PURPOSE: To investigate if combined strength and aerobic training can enhance aerobic capacity in the elderly to a similar extent as aerobic training alone when training duration is matched.
METHODS: Elderly men and women (age 63.2 ± 4.7) were randomized into two intervention groups: an aerobic group (AG, n = 17) and a combined group (CG, n = 16). Subjects trained 40 minutes three times a week for 12 weeks. Both groups trained 20 minutes at 65% of heart rate reserve on ergometer cycles followed by another 20 minutes on the ergometer cycles for AG and 20-minute strength training for the lower body for CG. The primary outcome was VO2max. Secondary outcomes were maximal voluntary contraction (MVC) in isometric knee extension, 1 repetition maximum in three leg exercises, body fat, waist-to-hip ratio, blood pressure and score on the Health Survey Short Form 36 (SF-36).

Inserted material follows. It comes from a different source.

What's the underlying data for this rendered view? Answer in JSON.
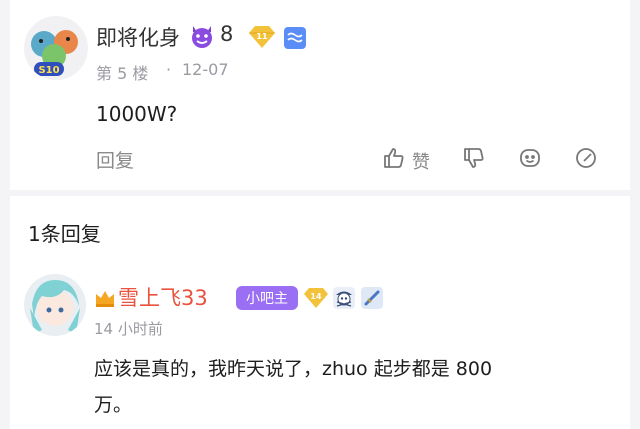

RESULTS: Both groups improved VO2max (p < .01) and MVC (p < .001). VO2max increased 17% confidence interval (CI) [7.4-26] in CG and 26% CI [14.1-38.2] in AG, with no significant difference between groups. MVC increased 22% CI [16.3-27.7] in CG and 9% CI [4.6-13.5] in AG with CG improving MVC more than AG (p < .01). CG's score on the general health dimension on the SF-36 health survey improved more than AG's score.

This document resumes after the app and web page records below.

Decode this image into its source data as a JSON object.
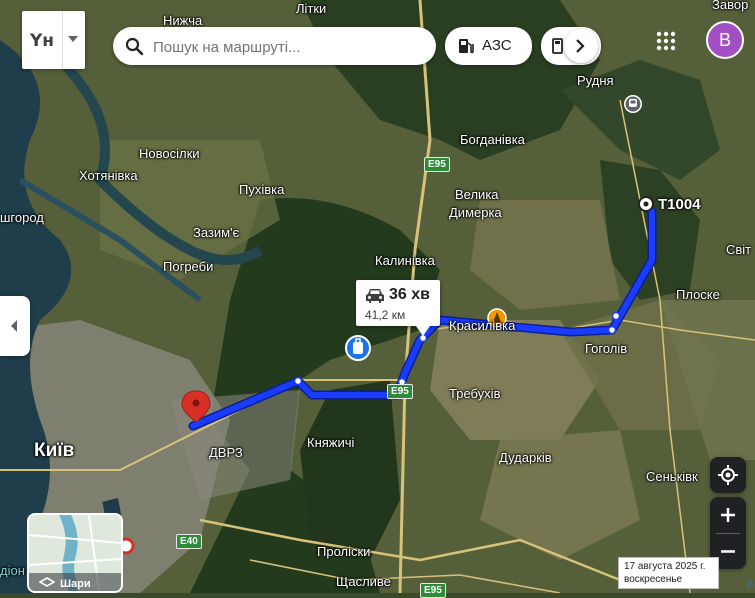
{
  "search": {
    "placeholder": "Пошук на маршруті..."
  },
  "logo": {
    "text": "Yн"
  },
  "chips": {
    "fuel_label": "АЗС"
  },
  "account": {
    "initial": "B",
    "color": "#a24fc4"
  },
  "route": {
    "duration": "36 хв",
    "distance": "41,2 км",
    "destination": "Т1004",
    "color": "#1a3cff"
  },
  "places": {
    "nyzhcha": "Нижча",
    "litky": "Літки",
    "zavor": "Завор",
    "rudnia": "Рудня",
    "bohdanivka": "Богданівка",
    "novosilky": "Новосілки",
    "khotianivka": "Хотянівка",
    "pukhivka": "Пухівка",
    "velyka_dymerka_1": "Велика",
    "velyka_dymerka_2": "Димерка",
    "shgorod": "шгород",
    "zazymie": "Зазим'є",
    "svit": "Світ",
    "pohreby": "Погреби",
    "kalynivka": "Калинівка",
    "ploske": "Плоске",
    "krasylivka": "Красилівка",
    "hoholiv": "Гоголів",
    "trebukhiv": "Требухів",
    "kyiv": "Київ",
    "dvrz": "ДВРЗ",
    "kniazhychi": "Княжичі",
    "dudarkiv": "Дударків",
    "senkivka": "Сеньківк",
    "proliski": "Проліски",
    "shchaslyve": "Щасливе",
    "dion": "діон"
  },
  "roads": {
    "e95_top": "E95",
    "e95_mid": "E95",
    "e40": "E40",
    "e95_bottom": "E95"
  },
  "date_tooltip": {
    "date": "17 августа 2025 г.",
    "weekday": "воскресенье"
  },
  "layers": {
    "label": "Шари"
  },
  "partial_right_text": "В"
}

CONCLUSION: Elderly can substitute a part of their aerobic training with strength training and still improve VO2max to a clinically significant degree when strength training is performed with large muscle groups subsequently to the aerobic training. Combined training additionally improves strength and self-assessed general health more than aerobic training alone.